Brew the tea and let it steep until it is a rich brown colour. Stir in the honey while the tea is steeping. In a blender, pour the milk so the blender is just under half full. Add the banana, a splash of vanilla extract, and a small handful of chia seeds. Let the tea cool down, then add the tea to the blender. Blend well. Pour into popsicle molds and freeze. Make ahead and enjoy! 

Tuesday, June 18, 2013

The Book Launch!

I had a book party! It was pretty surreal :) 

THANK YOU to everyone who came to my book launch! I was so honoured and humbled to share my book with all of you and to provide you with a little eating, drinking and connecting! We were also treated to the soulful sounds of Keturah Johnson. You can hear her gorgeous voice by clicking here!

 I wish I could have invited more people but when you self-publish you have to work with a budget and keep it small! I am so glad that the book is now available for sale online so anyone who wishes to pick up a copy can do so. I will be sharing some excerpts and photos soon on the blog so you can get a taste!

Special thanks to the following people for helping to make this event possible: 

My family
Maija & Emanuel 
Harvest Loaf Bakery

And so much gratitude to everyone who bought a book, and to those who have ordered online since the launch! It is so amazing to share this passion project with all of you :) 

Please enjoy some photos from the event taken by the lovely and talented Jennifer Baguss, and a few Instagram shots from my pal Jenn M. 

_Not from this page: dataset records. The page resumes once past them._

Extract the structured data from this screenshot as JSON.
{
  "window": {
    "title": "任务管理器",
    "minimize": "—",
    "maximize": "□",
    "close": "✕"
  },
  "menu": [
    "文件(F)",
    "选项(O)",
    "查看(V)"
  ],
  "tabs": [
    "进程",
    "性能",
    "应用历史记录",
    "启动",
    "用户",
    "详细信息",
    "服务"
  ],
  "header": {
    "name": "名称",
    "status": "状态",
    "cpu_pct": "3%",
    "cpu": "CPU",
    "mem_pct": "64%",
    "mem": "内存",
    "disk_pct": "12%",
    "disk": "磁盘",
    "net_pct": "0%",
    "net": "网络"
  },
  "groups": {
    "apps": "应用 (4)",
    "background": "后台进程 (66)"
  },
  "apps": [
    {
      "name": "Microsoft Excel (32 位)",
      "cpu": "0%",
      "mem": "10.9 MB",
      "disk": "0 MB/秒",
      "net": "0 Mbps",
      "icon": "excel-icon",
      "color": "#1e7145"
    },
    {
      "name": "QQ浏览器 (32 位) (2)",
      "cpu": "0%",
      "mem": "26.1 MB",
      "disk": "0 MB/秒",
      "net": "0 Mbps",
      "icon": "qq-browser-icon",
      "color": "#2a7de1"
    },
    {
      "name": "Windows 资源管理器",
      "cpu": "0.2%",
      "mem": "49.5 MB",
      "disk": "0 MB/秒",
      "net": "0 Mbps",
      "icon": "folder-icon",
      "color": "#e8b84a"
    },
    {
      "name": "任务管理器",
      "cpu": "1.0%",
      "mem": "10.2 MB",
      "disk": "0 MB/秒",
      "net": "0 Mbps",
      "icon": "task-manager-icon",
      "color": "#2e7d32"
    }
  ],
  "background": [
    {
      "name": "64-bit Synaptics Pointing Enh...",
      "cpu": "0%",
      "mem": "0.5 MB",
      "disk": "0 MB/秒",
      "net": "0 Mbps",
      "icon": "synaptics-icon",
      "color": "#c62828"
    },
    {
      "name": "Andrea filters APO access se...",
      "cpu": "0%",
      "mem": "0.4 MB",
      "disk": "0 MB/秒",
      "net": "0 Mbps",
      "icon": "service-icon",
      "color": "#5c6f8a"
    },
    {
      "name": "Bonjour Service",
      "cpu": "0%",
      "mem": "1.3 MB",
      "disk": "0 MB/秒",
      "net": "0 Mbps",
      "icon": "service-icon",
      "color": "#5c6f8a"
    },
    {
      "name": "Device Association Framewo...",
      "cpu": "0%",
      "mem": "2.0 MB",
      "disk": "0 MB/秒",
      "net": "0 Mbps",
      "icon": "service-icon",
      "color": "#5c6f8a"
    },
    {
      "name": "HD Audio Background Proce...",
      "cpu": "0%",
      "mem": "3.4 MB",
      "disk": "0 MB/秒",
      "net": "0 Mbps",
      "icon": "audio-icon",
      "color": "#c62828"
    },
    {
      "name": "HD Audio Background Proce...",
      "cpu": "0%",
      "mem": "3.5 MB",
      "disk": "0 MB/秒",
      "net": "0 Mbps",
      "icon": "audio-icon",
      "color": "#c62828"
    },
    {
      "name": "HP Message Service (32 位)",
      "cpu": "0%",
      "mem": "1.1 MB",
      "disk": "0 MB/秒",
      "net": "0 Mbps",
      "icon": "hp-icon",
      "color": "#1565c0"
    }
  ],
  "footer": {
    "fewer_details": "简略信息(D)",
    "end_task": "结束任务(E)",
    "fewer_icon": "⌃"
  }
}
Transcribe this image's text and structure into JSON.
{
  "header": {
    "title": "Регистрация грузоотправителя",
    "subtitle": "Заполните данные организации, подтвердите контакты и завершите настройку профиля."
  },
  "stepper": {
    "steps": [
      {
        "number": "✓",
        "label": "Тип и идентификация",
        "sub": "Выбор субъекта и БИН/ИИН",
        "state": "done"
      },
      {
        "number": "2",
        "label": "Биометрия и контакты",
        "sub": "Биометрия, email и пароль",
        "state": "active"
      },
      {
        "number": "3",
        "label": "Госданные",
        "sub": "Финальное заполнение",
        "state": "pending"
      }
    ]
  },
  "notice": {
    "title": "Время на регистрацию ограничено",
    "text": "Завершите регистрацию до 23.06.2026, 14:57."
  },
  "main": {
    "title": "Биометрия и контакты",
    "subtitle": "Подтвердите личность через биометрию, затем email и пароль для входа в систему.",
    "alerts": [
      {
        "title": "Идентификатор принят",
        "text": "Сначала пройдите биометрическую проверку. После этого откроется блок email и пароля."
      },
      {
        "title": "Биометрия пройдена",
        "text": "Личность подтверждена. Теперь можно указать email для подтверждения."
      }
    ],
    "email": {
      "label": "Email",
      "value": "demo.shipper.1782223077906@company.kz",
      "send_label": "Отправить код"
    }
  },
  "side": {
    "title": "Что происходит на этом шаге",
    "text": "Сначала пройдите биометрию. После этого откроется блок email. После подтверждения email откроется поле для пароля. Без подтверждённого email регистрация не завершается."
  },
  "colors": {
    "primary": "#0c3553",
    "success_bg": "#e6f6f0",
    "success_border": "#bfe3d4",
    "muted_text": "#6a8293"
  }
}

If you're interested, you can pick up a copy of the book by visiting my online store here: 

Please share and tell your food and travel-loving friends!